We took the Hop On Hop Off Trolley and visited East Martello Fort which turned out to be quite disappointing and not really worth the visit. They had a Teddy Bear, "Robert" on show in a glass enclosed enclosure. He belonged to a young boy many years ago and when the boy was in trouble with his parents he would always blame Robert saying "Robert did it". Even into his adult years, Robert got the blame for many things his owner did. Well, I took his photograph and then read the notice that said if you want to take photos you have to ask "Robert" for permission or bad luck will fall on you. I am now waiting for that bad luck to happen.
On the trolley tour we passed the local cemetery and noticed that most of the grave stones were above ground like they are in New Orleans. These, however are above ground due to possible flooding from hurricanes and to the ground being too hard to bury the deceased too deeply.

I am a lover of flowers and quite a few are in bloom down here due to the lovely warm weather. This flower caught my eye but I do not know what it is.
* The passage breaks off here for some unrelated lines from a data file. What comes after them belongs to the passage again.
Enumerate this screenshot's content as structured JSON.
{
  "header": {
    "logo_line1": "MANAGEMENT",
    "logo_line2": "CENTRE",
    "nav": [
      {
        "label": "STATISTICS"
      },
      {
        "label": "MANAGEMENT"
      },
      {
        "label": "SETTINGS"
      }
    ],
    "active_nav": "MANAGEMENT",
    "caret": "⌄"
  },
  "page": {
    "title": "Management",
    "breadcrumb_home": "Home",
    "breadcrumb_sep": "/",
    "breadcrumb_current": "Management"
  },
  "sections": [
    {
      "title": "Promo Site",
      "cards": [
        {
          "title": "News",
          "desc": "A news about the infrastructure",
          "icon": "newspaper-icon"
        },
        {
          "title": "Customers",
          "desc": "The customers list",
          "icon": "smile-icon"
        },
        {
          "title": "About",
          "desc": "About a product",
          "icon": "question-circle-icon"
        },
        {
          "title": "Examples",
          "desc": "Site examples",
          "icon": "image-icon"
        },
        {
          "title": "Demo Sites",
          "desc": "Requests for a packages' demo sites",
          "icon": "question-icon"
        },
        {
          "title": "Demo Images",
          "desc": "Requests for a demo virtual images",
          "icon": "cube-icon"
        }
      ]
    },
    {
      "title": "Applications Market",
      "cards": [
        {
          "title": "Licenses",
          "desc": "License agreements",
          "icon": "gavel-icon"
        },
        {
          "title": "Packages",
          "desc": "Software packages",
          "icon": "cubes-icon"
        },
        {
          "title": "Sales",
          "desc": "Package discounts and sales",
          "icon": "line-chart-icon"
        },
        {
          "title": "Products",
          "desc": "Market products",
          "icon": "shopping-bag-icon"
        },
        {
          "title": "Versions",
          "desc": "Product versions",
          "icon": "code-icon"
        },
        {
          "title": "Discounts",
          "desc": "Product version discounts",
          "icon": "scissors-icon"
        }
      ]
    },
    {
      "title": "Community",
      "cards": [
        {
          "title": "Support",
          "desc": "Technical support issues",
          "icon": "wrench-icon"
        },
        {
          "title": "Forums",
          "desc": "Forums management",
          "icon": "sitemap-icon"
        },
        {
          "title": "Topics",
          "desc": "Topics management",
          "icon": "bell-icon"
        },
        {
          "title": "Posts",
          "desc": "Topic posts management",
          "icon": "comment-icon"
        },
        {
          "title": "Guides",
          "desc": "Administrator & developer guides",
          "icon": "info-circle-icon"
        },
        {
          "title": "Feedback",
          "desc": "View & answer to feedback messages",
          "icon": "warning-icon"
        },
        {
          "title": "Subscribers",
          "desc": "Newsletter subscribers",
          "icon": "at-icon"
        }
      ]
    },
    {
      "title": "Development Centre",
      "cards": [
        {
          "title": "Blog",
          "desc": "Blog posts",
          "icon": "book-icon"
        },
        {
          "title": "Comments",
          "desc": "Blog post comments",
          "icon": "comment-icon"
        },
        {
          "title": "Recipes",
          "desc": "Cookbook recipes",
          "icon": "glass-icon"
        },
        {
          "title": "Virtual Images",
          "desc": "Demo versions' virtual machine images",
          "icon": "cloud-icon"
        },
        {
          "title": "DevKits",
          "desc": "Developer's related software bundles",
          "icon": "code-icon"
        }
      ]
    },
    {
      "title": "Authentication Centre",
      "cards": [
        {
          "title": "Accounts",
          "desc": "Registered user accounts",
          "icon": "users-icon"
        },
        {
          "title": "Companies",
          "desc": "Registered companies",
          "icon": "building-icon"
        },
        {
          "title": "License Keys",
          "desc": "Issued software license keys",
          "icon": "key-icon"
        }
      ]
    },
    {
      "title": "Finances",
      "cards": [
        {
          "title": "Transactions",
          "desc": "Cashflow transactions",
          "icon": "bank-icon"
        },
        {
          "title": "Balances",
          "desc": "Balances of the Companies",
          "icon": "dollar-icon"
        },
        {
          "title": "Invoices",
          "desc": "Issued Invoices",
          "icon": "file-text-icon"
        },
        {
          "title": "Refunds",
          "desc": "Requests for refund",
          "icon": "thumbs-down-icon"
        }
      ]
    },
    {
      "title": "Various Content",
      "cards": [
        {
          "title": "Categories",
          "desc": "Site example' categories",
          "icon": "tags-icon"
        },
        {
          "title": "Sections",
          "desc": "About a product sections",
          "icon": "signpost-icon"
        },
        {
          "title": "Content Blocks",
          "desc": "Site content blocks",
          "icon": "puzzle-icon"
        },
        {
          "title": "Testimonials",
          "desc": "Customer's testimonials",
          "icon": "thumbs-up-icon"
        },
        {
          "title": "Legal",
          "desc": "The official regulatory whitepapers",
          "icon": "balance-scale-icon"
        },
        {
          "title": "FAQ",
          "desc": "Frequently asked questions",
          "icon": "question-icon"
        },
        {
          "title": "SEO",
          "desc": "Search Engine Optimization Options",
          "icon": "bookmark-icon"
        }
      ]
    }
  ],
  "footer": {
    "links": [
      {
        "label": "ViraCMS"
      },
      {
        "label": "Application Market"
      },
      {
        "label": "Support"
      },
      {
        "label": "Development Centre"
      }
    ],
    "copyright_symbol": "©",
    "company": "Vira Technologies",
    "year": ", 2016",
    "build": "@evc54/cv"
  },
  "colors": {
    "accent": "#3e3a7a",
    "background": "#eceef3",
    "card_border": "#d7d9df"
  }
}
Key West is inundated with lovely turn of the century old homes each with their own particular style. They were really nice to see in tree lined streets and roadways.
Key West is not only known for Ernest Hemingway's 6 toed cats but also chickens. There are chickens all over the place and they are protected by law. Hurt a chicken and you may be given a $500 fine (and that is not poultry!!!)..

Along one of the streets outside the local cinema was a life size model of Marilyn Monroe. Why it was there, I do not know.The statue is taken from the the film "The Seven Year Itch". This scene of her skirt being blown up by a subway vent so infuriated her husband, Yankee legend Joe DiMaggio that he divorced her shortly afterwards.
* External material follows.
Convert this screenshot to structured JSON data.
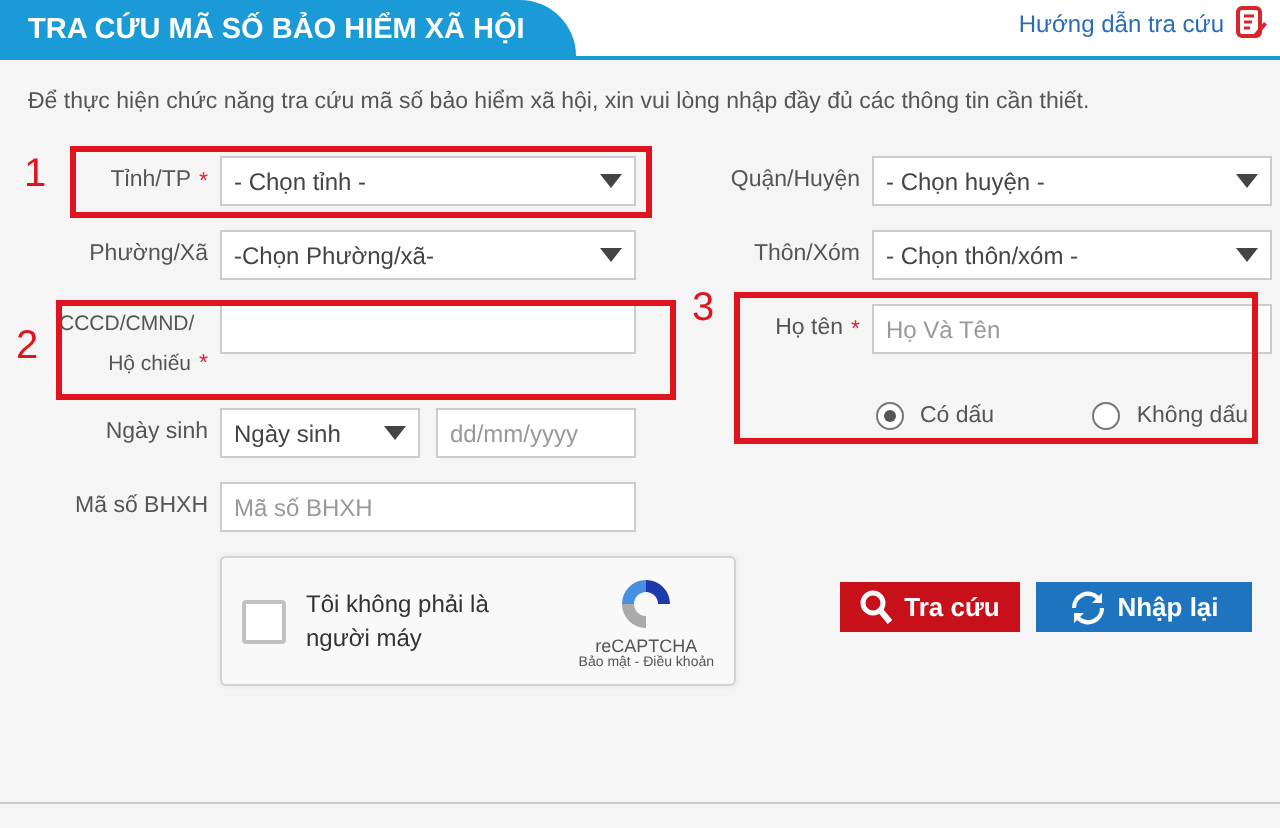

 No visit to Key West is possible without visiting Mallory Square to see the sun set. We went to see this spectacle along with several hundred other visitors each vying for the best place to take a photo. I managed to get a fairly good spot. There was a lady behind me with a dog in her arms and she asked me to move so that the dog could see the sunset. I politely refused her request. I took several photos but unfortunately the sun set into some clouds. We also were hoping to see the "Green Flash". A phenomenon that happens when the sun sets into the horizon into water. We hope one day to see this spectacle.
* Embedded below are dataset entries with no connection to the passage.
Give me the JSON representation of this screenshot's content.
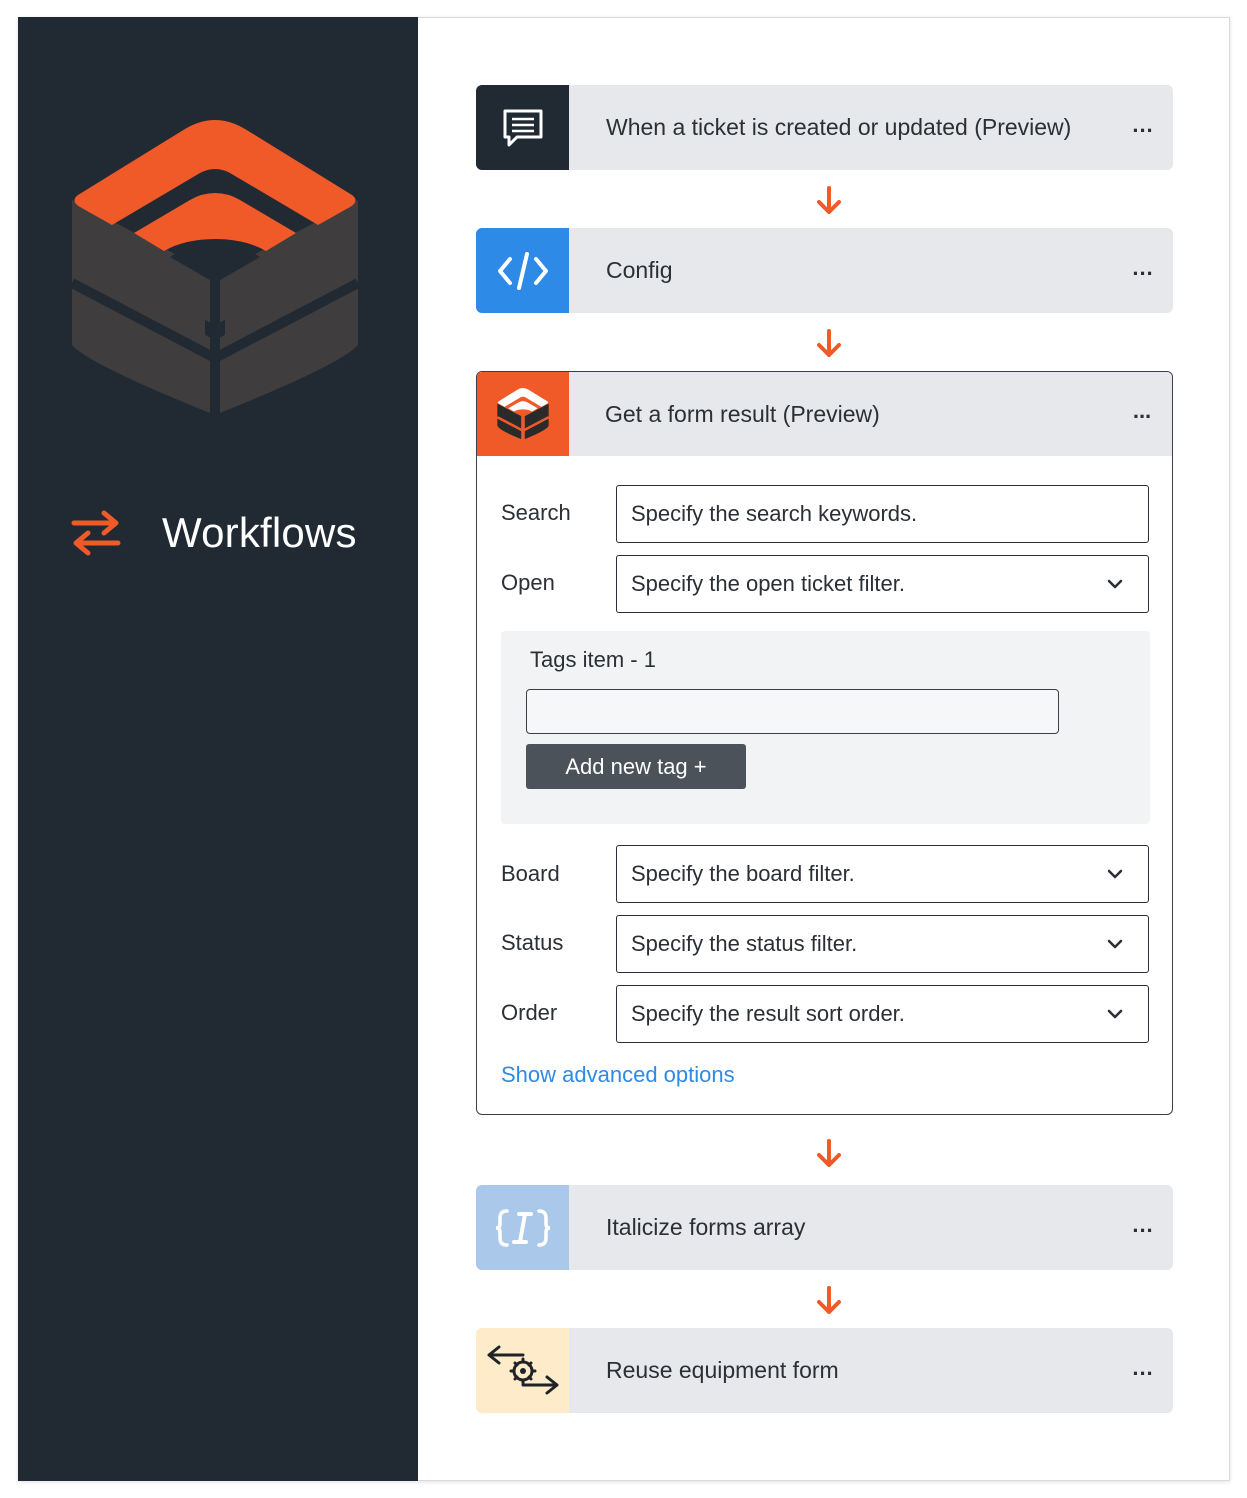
{
  "sidebar": {
    "nav_label": "Workflows",
    "accent_color": "#f05a28",
    "background_color": "#212a33",
    "icons": [
      "product-logo-icon",
      "workflows-swap-arrows-icon"
    ]
  },
  "steps": [
    {
      "title": "When a ticket is created or updated (Preview)",
      "more": "...",
      "icon": "chat-message-icon",
      "tile_color": "#212a33"
    },
    {
      "title": "Config",
      "more": "...",
      "icon": "code-brackets-icon",
      "tile_color": "#2d8ae6"
    },
    {
      "title": "Get a form result (Preview)",
      "more": "...",
      "icon": "product-logo-icon",
      "tile_color": "#f05a28",
      "expanded": true
    },
    {
      "title": "Italicize forms array",
      "more": "...",
      "icon": "italic-braces-icon",
      "tile_color": "#a9c8ea"
    },
    {
      "title": "Reuse equipment form",
      "more": "...",
      "icon": "gear-arrows-icon",
      "tile_color": "#fdebc9"
    }
  ],
  "form": {
    "search": {
      "label": "Search",
      "placeholder": "Specify the search keywords."
    },
    "open": {
      "label": "Open",
      "placeholder": "Specify the open ticket filter."
    },
    "tags": {
      "title": "Tags item - 1",
      "value": "",
      "add_label": "Add new tag  +"
    },
    "board": {
      "label": "Board",
      "placeholder": "Specify the board filter."
    },
    "status": {
      "label": "Status",
      "placeholder": "Specify the status filter."
    },
    "order": {
      "label": "Order",
      "placeholder": "Specify the result sort order."
    },
    "advanced_link": "Show advanced options"
  }
}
 Mallory Square is known for its street performers and some of them are very good. They are mostly jugglers, unicycle riders and acrobats with a good comedic patter. They can certainly draw in the crowds and hope for donations when the act is finished. The one we watched was very good. He climbed on top of 6 balanced chairs and then juggled some torches that had been lit on fire much to the applause of the audience.
Finally, we visited the Key West Aquarium and saw many different types of fish and turtles. I made a wonderful discovery... I found "Nemo"!!!
The aquarium gave talks on different topics, one of which was lion fish, an invasive species from the Indo-Pacific. The fish is characterised by a conspicuous warning colouration with red, white, creamy or black bands. They are now on the wanted list because they are voracious predators and they are venomous. Their spines contain a toxin which, if you come into contact with it causes extreme pain that can last for several days, sweating, respiratory disease and even paralysis. The female can lay eggs every four days and lays up to 2 million eggs in one year. The eggs are contained in a mucous sac that tastes terrible so have no predators. They are popular aquarium fish as they are so pretty.
Finally, there is a beautiful bronze statue in Key West depicting "The Wreckers". These were men who had been pirates, buccaneers or privateers who turned to a legal way of earning money from ship wrecks. They would wait for a ship to flounder and then race out to the ship to "rescue" its cargo. The first person to get there claimed the best part of the loot for himself and then shared the saved loot with his fellow wreckers and the passengers who owned the goods.